• **TO DO**:
Report, in full, each line of the material below in which the string "Настройка" occurs.
[Opening SUPPLIED INFORMATION section]
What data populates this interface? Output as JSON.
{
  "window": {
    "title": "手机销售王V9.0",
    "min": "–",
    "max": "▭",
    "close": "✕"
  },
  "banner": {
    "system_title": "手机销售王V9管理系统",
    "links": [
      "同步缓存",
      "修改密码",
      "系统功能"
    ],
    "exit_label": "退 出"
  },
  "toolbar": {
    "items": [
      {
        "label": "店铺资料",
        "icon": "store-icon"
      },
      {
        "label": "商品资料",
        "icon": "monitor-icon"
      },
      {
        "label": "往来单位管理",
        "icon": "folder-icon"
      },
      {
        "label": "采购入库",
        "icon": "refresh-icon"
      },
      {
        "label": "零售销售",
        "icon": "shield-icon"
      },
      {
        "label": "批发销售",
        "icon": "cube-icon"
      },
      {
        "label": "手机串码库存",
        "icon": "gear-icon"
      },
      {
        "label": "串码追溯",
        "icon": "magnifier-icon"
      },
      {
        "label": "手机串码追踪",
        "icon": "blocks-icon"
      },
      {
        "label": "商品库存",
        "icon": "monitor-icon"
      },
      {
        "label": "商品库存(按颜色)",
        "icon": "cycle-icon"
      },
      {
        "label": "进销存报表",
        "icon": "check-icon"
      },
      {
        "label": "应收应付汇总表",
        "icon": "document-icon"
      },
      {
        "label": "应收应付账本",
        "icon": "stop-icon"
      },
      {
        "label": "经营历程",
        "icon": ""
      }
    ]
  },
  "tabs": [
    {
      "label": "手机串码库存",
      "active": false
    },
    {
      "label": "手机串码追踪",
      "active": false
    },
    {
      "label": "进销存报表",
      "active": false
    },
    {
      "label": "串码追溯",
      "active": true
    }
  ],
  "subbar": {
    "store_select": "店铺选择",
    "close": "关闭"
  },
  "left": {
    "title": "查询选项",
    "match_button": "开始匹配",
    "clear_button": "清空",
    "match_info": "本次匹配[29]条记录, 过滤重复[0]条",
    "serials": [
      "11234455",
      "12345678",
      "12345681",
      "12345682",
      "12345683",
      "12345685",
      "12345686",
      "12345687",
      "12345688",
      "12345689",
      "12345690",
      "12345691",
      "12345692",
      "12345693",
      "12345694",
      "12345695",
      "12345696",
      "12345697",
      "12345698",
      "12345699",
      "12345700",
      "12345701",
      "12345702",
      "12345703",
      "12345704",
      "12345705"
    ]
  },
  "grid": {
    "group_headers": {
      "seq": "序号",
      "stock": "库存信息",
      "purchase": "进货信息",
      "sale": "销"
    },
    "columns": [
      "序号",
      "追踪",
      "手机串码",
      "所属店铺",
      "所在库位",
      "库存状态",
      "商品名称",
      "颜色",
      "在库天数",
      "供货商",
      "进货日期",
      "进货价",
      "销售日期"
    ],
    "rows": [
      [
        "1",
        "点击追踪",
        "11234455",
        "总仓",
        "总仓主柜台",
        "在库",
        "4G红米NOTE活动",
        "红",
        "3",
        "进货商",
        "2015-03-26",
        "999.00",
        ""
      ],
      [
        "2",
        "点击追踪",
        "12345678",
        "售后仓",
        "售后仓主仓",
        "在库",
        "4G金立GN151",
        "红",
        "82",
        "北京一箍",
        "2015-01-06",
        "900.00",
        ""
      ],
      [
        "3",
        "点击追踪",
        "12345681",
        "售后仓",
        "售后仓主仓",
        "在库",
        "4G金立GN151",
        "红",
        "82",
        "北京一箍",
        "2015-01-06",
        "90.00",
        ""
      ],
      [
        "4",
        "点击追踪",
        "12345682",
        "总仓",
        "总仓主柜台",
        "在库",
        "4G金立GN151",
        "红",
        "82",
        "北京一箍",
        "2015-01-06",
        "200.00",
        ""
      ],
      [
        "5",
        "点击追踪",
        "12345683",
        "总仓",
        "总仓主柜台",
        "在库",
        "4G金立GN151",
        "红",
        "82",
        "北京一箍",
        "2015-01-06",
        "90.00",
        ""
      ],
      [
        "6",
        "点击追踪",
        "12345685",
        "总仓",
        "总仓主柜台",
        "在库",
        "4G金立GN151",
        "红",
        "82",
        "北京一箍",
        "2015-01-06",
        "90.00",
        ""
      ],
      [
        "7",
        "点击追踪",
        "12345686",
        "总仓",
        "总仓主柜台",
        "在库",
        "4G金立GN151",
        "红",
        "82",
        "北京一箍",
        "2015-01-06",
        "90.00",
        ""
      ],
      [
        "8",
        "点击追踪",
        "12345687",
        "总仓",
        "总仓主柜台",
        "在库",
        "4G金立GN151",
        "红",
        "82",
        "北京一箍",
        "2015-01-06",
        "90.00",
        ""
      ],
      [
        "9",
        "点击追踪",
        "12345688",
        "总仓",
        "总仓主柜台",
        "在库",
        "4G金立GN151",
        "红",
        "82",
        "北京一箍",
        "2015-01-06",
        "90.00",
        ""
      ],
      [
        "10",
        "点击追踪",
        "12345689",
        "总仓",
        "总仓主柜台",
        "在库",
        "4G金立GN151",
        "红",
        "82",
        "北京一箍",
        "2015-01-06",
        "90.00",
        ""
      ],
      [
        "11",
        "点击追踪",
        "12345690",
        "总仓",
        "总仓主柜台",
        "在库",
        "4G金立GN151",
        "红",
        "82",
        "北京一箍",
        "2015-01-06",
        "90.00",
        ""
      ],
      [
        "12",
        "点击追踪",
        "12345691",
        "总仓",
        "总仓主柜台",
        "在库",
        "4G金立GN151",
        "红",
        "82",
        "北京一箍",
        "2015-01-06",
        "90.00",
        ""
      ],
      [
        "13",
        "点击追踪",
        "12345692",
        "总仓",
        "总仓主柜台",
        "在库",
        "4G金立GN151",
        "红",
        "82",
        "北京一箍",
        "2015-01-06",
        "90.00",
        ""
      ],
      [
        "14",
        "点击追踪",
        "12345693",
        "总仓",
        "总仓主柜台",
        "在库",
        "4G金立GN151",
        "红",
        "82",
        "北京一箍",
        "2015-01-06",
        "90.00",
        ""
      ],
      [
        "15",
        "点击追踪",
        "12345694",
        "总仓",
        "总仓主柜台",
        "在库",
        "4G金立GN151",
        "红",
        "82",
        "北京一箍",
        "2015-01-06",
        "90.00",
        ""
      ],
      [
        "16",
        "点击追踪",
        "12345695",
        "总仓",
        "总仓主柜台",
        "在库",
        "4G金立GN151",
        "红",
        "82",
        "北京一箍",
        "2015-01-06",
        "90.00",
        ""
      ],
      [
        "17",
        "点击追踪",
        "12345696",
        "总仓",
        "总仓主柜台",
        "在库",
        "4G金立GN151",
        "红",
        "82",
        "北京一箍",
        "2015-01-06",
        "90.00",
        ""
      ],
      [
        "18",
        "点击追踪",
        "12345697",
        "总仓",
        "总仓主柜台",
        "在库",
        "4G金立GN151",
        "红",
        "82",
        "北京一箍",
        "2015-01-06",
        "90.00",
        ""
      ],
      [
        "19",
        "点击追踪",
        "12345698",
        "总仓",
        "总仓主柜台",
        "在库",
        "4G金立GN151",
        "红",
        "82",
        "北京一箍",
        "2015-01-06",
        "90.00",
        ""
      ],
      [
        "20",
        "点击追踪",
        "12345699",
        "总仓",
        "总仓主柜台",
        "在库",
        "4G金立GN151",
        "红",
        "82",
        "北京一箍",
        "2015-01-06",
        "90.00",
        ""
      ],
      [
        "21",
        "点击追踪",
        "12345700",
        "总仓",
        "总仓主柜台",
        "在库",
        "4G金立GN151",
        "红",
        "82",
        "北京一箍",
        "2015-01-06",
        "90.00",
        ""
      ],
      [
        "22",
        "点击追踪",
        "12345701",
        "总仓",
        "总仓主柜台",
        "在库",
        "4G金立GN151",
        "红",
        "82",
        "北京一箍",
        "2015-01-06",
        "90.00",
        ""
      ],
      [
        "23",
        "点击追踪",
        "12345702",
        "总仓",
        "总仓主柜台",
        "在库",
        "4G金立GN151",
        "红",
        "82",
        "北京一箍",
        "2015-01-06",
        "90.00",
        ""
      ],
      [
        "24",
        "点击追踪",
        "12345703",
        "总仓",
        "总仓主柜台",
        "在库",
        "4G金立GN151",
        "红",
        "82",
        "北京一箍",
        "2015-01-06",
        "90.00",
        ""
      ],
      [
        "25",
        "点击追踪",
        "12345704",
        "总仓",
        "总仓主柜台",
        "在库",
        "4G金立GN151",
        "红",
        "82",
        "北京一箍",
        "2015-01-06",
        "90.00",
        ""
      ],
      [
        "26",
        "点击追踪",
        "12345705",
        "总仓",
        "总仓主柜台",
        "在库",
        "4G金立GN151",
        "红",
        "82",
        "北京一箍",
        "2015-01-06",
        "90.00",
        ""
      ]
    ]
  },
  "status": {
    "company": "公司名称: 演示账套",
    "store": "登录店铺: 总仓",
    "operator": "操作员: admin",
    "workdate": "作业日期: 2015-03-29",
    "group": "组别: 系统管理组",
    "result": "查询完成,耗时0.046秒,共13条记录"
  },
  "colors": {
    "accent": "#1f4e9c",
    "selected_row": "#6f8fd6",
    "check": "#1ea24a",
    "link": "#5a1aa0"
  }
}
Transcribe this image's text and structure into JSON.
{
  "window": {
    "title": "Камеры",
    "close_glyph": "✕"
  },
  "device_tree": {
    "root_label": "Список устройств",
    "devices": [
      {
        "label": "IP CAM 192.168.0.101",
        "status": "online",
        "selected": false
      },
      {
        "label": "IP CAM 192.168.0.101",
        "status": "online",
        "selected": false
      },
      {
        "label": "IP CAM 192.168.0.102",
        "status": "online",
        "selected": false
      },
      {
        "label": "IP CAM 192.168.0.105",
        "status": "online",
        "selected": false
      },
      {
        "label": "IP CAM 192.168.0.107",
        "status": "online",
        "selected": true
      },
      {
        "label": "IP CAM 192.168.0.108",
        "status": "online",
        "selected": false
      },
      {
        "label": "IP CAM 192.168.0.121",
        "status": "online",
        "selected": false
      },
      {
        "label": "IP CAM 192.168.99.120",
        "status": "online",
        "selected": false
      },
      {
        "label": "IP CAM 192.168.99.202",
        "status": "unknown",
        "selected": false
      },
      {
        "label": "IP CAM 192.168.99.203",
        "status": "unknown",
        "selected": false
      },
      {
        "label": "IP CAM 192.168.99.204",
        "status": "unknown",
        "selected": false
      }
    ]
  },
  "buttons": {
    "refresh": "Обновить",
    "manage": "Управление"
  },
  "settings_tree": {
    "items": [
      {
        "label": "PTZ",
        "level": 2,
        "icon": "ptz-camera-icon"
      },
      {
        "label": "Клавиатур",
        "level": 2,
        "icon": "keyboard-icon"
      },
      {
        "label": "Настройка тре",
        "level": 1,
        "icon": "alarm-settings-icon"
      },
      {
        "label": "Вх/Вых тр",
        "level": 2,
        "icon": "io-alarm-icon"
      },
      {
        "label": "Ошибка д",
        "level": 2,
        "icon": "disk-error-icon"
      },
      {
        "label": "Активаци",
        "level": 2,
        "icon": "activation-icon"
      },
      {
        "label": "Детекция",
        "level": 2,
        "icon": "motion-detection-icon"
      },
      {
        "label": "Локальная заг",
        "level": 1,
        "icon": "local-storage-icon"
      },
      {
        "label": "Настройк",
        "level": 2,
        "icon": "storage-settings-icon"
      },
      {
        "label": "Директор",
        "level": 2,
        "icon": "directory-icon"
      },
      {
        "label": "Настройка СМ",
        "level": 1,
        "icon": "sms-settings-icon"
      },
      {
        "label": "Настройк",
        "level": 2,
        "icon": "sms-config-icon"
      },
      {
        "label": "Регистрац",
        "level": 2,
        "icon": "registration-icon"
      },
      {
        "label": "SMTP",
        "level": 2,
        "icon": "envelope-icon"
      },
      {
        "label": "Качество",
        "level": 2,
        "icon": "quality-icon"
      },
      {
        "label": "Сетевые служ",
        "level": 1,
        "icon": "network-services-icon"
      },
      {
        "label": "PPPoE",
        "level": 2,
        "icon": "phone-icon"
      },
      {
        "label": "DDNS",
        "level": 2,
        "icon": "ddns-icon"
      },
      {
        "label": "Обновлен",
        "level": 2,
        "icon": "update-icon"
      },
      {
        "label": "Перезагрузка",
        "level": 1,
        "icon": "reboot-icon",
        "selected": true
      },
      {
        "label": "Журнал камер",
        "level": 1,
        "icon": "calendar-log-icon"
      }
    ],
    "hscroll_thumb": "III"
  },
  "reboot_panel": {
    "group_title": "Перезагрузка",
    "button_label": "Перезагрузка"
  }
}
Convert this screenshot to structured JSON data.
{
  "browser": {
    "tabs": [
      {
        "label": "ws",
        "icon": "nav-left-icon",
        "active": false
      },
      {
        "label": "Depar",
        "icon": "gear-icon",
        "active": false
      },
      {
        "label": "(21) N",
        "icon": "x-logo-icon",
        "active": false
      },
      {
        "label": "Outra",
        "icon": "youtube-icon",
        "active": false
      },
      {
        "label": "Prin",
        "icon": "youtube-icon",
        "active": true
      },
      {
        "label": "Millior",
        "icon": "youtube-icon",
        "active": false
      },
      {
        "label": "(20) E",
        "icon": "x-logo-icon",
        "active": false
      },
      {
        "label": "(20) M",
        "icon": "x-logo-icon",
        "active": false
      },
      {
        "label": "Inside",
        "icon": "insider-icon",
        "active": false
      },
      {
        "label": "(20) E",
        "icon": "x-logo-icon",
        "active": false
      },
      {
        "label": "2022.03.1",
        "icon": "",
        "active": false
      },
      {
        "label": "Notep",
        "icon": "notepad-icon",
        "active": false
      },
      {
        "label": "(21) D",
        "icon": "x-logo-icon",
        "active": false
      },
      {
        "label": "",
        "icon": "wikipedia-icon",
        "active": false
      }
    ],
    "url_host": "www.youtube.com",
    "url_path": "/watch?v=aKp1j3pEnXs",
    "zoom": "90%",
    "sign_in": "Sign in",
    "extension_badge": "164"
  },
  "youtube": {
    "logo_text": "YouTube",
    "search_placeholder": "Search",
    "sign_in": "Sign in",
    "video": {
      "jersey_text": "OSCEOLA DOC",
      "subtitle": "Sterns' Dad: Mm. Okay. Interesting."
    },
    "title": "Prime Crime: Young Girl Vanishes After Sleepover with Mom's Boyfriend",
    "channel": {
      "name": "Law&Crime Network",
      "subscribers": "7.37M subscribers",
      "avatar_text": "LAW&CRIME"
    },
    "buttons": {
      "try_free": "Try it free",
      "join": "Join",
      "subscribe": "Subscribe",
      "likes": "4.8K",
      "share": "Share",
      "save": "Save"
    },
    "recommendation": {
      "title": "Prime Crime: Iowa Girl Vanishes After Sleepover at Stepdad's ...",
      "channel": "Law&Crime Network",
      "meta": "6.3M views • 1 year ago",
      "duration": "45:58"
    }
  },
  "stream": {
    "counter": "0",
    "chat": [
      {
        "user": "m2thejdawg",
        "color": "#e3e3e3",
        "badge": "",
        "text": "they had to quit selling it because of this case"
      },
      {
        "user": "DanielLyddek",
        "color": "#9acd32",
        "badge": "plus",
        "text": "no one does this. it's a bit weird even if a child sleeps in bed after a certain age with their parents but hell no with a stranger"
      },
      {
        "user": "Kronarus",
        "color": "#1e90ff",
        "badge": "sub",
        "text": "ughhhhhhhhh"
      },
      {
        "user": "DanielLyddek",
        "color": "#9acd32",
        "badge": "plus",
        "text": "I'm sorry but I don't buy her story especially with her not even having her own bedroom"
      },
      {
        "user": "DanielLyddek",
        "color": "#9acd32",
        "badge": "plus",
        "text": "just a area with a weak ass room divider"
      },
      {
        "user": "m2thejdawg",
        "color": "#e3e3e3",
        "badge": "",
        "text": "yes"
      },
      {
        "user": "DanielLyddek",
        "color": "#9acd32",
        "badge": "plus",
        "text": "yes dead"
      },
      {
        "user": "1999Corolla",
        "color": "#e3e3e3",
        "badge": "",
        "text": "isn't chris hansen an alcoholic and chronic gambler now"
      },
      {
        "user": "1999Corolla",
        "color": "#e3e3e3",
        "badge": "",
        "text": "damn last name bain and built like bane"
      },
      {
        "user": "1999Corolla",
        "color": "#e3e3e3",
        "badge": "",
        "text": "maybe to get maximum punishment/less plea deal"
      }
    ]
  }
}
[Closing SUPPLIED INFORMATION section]
• **OUTPUT FOR THIS TASK**:
        "label": "Настройка тре",
        "label": "Настройка СМ",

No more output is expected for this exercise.